Work to be completed:
Output all records exactly, with no images.

══ Provided entries

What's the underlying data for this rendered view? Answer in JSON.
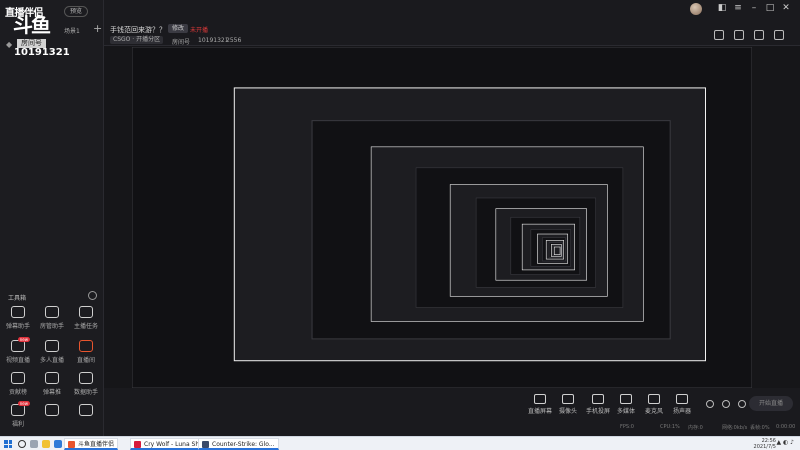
{
  "brand": {
    "line1": "直播伴侣",
    "line2": "斗鱼",
    "line3": "房间号"
  },
  "preview_pill": "预览",
  "room_number": "10191321",
  "scenes": {
    "label": "场景1"
  },
  "topbar": {
    "title": "手钱范回来游？？",
    "modify_label": "修改",
    "live_status": "未开播",
    "category": "CSGO · 开播分区",
    "room_label": "房间号",
    "room_value": "10191321",
    "fans_value": "2556"
  },
  "tools": {
    "title": "工具箱",
    "items": [
      {
        "label": "弹幕助手",
        "badge": ""
      },
      {
        "label": "房管助手",
        "badge": ""
      },
      {
        "label": "主播任务",
        "badge": ""
      },
      {
        "label": "视频直播",
        "badge": "new"
      },
      {
        "label": "多人直播",
        "badge": ""
      },
      {
        "label": "直播间",
        "badge": ""
      },
      {
        "label": "贡献榜",
        "badge": ""
      },
      {
        "label": "弹幕推",
        "badge": ""
      },
      {
        "label": "数据助手",
        "badge": ""
      },
      {
        "label": "福利",
        "badge": "new"
      },
      {
        "label": "",
        "badge": ""
      },
      {
        "label": "",
        "badge": ""
      }
    ]
  },
  "toolbar": {
    "buttons": [
      {
        "label": "直播屏幕"
      },
      {
        "label": "摄像头"
      },
      {
        "label": "手机投屏"
      },
      {
        "label": "多媒体"
      },
      {
        "label": "麦克风"
      },
      {
        "label": "扬声器"
      }
    ],
    "go_live": "开始直播",
    "stats": [
      "FPS:0",
      "CPU:1%",
      "内存:0",
      "网络:0kb/s",
      "丢帧:0%",
      "0:00:00"
    ]
  },
  "taskbar": {
    "apps": [
      {
        "label": "斗鱼直播伴侣",
        "color": "#e8552e"
      },
      {
        "label": "Cry Wolf - Luna Sh...",
        "color": "#d81b3c"
      },
      {
        "label": "Counter-Strike: Glo...",
        "color": "#3a4a6a"
      }
    ],
    "time": "22:56",
    "date": "2021/7/5"
  }
}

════

Output for this exercise:
What's the underlying data for this rendered view? Answer in JSON.
{
  "brand": {
    "line1": "直播伴侣",
    "line2": "斗鱼",
    "line3": "房间号"
  },
  "preview_pill": "预览",
  "room_number": "10191321",
  "scenes": {
    "label": "场景1"
  },
  "topbar": {
    "title": "手钱范回来游？？",
    "modify_label": "修改",
    "live_status": "未开播",
    "category": "CSGO · 开播分区",
    "room_label": "房间号",
    "room_value": "10191321",
    "fans_value": "2556"
  },
  "tools": {
    "title": "工具箱",
    "items": [
      {
        "label": "弹幕助手",
        "badge": ""
      },
      {
        "label": "房管助手",
        "badge": ""
      },
      {
        "label": "主播任务",
        "badge": ""
      },
      {
        "label": "视频直播",
        "badge": "new"
      },
      {
        "label": "多人直播",
        "badge": ""
      },
      {
        "label": "直播间",
        "badge": ""
      },
      {
        "label": "贡献榜",
        "badge": ""
      },
      {
        "label": "弹幕推",
        "badge": ""
      },
      {
        "label": "数据助手",
        "badge": ""
      },
      {
        "label": "福利",
        "badge": "new"
      },
      {
        "label": "",
        "badge": ""
      },
      {
        "label": "",
        "badge": ""
      }
    ]
  },
  "toolbar": {
    "buttons": [
      {
        "label": "直播屏幕"
      },
      {
        "label": "摄像头"
      },
      {
        "label": "手机投屏"
      },
      {
        "label": "多媒体"
      },
      {
        "label": "麦克风"
      },
      {
        "label": "扬声器"
      }
    ],
    "go_live": "开始直播",
    "stats": [
      "FPS:0",
      "CPU:1%",
      "内存:0",
      "网络:0kb/s",
      "丢帧:0%",
      "0:00:00"
    ]
  },
  "taskbar": {
    "apps": [
      {
        "label": "斗鱼直播伴侣",
        "color": "#e8552e"
      },
      {
        "label": "Cry Wolf - Luna Sh...",
        "color": "#d81b3c"
      },
      {
        "label": "Counter-Strike: Glo...",
        "color": "#3a4a6a"
      }
    ],
    "time": "22:56",
    "date": "2021/7/5"
  }
}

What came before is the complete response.